“The impact Burfict has on-the-field is bringing a lot of energy and his attitude,” Kirkpatrick said. “I feel like a lot of guys feed off his attitude, the way he plays, the hunger he has of not caring about anything but the game of football when he’s on that field, so I feel like that rubs off on everybody.”
With that said, Kirkpatrick trusts his teammates at the linebacker position to step up and fill the void while Burfict serves his PED suspension.
“Preston Brown led the league in tackles and we know he’s going to be a guy who can force on the run and stuff like that, something Tez is very good at,” Kirkpatrick said. “And we still got veteran guys like Vinny Rey to fill in the void, like making play calls and adjustments.
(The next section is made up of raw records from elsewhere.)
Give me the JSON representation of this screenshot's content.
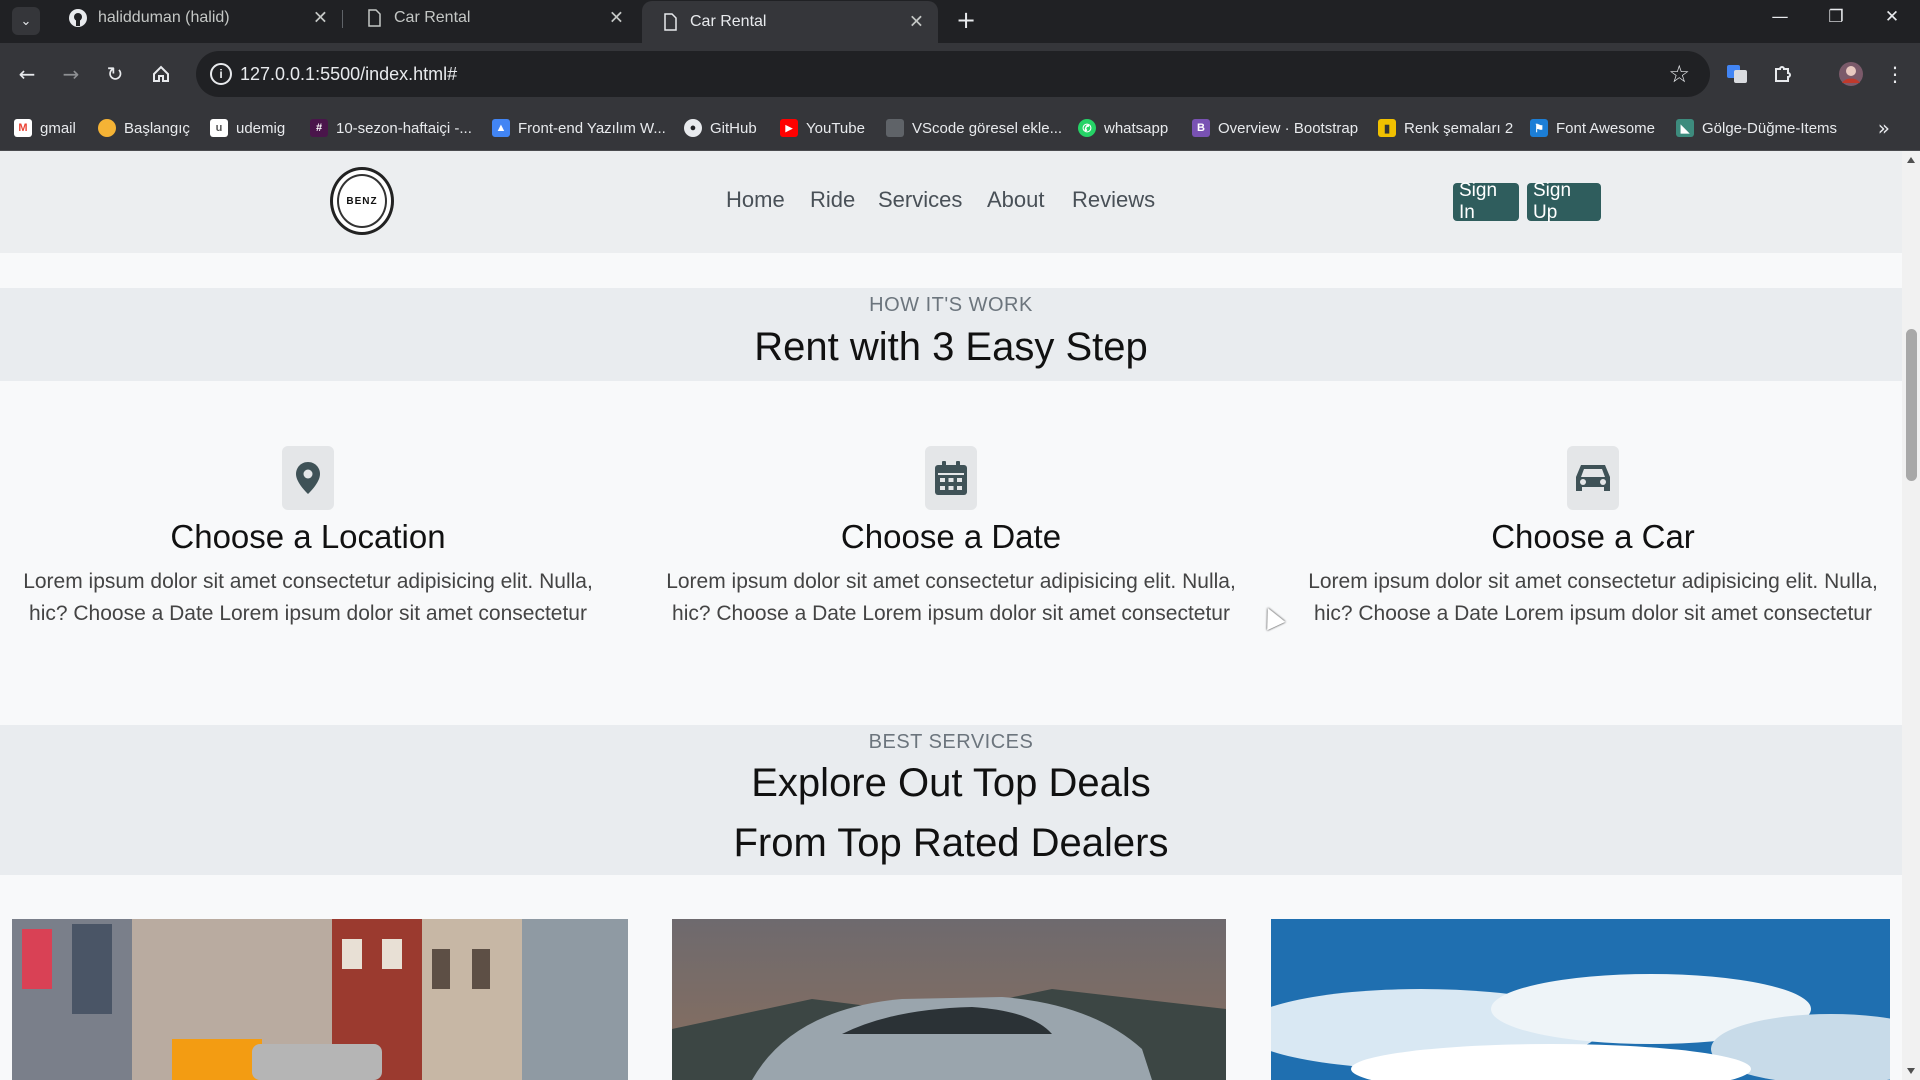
{
  "browser": {
    "tabs": [
      {
        "title": "halidduman (halid)",
        "active": false
      },
      {
        "title": "Car Rental",
        "active": false
      },
      {
        "title": "Car Rental",
        "active": true
      }
    ],
    "url": "127.0.0.1:5500/index.html#",
    "bookmarks": [
      {
        "label": "gmail",
        "icon": "gmail-icon",
        "color": "#ea4335"
      },
      {
        "label": "Başlangıç",
        "icon": "start-icon",
        "color": "#f5b335"
      },
      {
        "label": "udemig",
        "icon": "udemig-icon",
        "color": "#ffffff"
      },
      {
        "label": "10-sezon-haftaiçi -...",
        "icon": "slack-icon",
        "color": "#e01e5a"
      },
      {
        "label": "Front-end Yazılım W...",
        "icon": "classroom-icon",
        "color": "#4285f4"
      },
      {
        "label": "GitHub",
        "icon": "github-icon",
        "color": "#ffffff"
      },
      {
        "label": "YouTube",
        "icon": "youtube-icon",
        "color": "#ff0000"
      },
      {
        "label": "VScode göresel ekle...",
        "icon": "vscode-icon",
        "color": "#5f6368"
      },
      {
        "label": "whatsapp",
        "icon": "whatsapp-icon",
        "color": "#25d366"
      },
      {
        "label": "Overview · Bootstrap",
        "icon": "bootstrap-icon",
        "color": "#7952b3"
      },
      {
        "label": "Renk şemaları 2",
        "icon": "palette-icon",
        "color": "#f0c000"
      },
      {
        "label": "Font Awesome",
        "icon": "font-awesome-icon",
        "color": "#1c7ed6"
      },
      {
        "label": "Gölge-Düğme-Items",
        "icon": "shadow-icon",
        "color": "#3d8b7d"
      }
    ]
  },
  "site": {
    "logo_text": "BENZ",
    "nav": [
      "Home",
      "Ride",
      "Services",
      "About",
      "Reviews"
    ],
    "sign_in": "Sign In",
    "sign_up": "Sign Up",
    "accent": "#2f5d5d"
  },
  "how": {
    "eyebrow": "HOW IT'S WORK",
    "title": "Rent with 3 Easy Step",
    "steps": [
      {
        "icon": "map-pin-icon",
        "title": "Choose a Location",
        "text": "Lorem ipsum dolor sit amet consectetur adipisicing elit. Nulla, hic? Choose a Date Lorem ipsum dolor sit amet consectetur"
      },
      {
        "icon": "calendar-icon",
        "title": "Choose a Date",
        "text": "Lorem ipsum dolor sit amet consectetur adipisicing elit. Nulla, hic? Choose a Date Lorem ipsum dolor sit amet consectetur"
      },
      {
        "icon": "car-icon",
        "title": "Choose a Car",
        "text": "Lorem ipsum dolor sit amet consectetur adipisicing elit. Nulla, hic? Choose a Date Lorem ipsum dolor sit amet consectetur"
      }
    ]
  },
  "services": {
    "eyebrow": "BEST SERVICES",
    "title_line1": "Explore Out Top Deals",
    "title_line2": "From Top Rated Dealers"
  }
}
It’s hard to say next man up when you’re dealing with the kind of player of his caliber, but I definitely have faith in the guy who will be the next man up.”
For now, the Bengals are preparing to have a much-improved season from last year, which includes the daily grind of training camp.
“I think after your first two or three years in the league, you start looking forward to training camp,” Kirkpatrick said. “My first few years I still wanted to have fun and party, but the older you get the more you take your job seriously.”
As far as this season goes, Kirkpatrick is ready to compete and help the Bengals get back to the playoffs after a two-year drought. In addition to playing the Steelers, he’s looking forward to getting back down to the south where he’s from.
“Of course I’m looking forward to playing Pittsburgh,” he said. “We always get excited for that. But I’m also definitely ready to play Atlanta. It’ll be my first time playing Julio (Jones), so that’s a matchup I know I’m going to take very personally. We played college ball together and the first time you actually see someone on the field, you know he’s going to be ready to compete and I want to be ready to compete also.”
As we finished off our conversation, Kirkpatrick stepped back up to the tee in his quest to finally hit a ball straight out toward the water. He wasn’t ready to give up after hitting a bunch of shots out 150 and 155 yards down the range.
Finally, he hit the shot he was gunning for, straight out toward the water and about 170 yards away. Let’s just hope his persistence in winning this season is as strong as his drive to perfect that shot.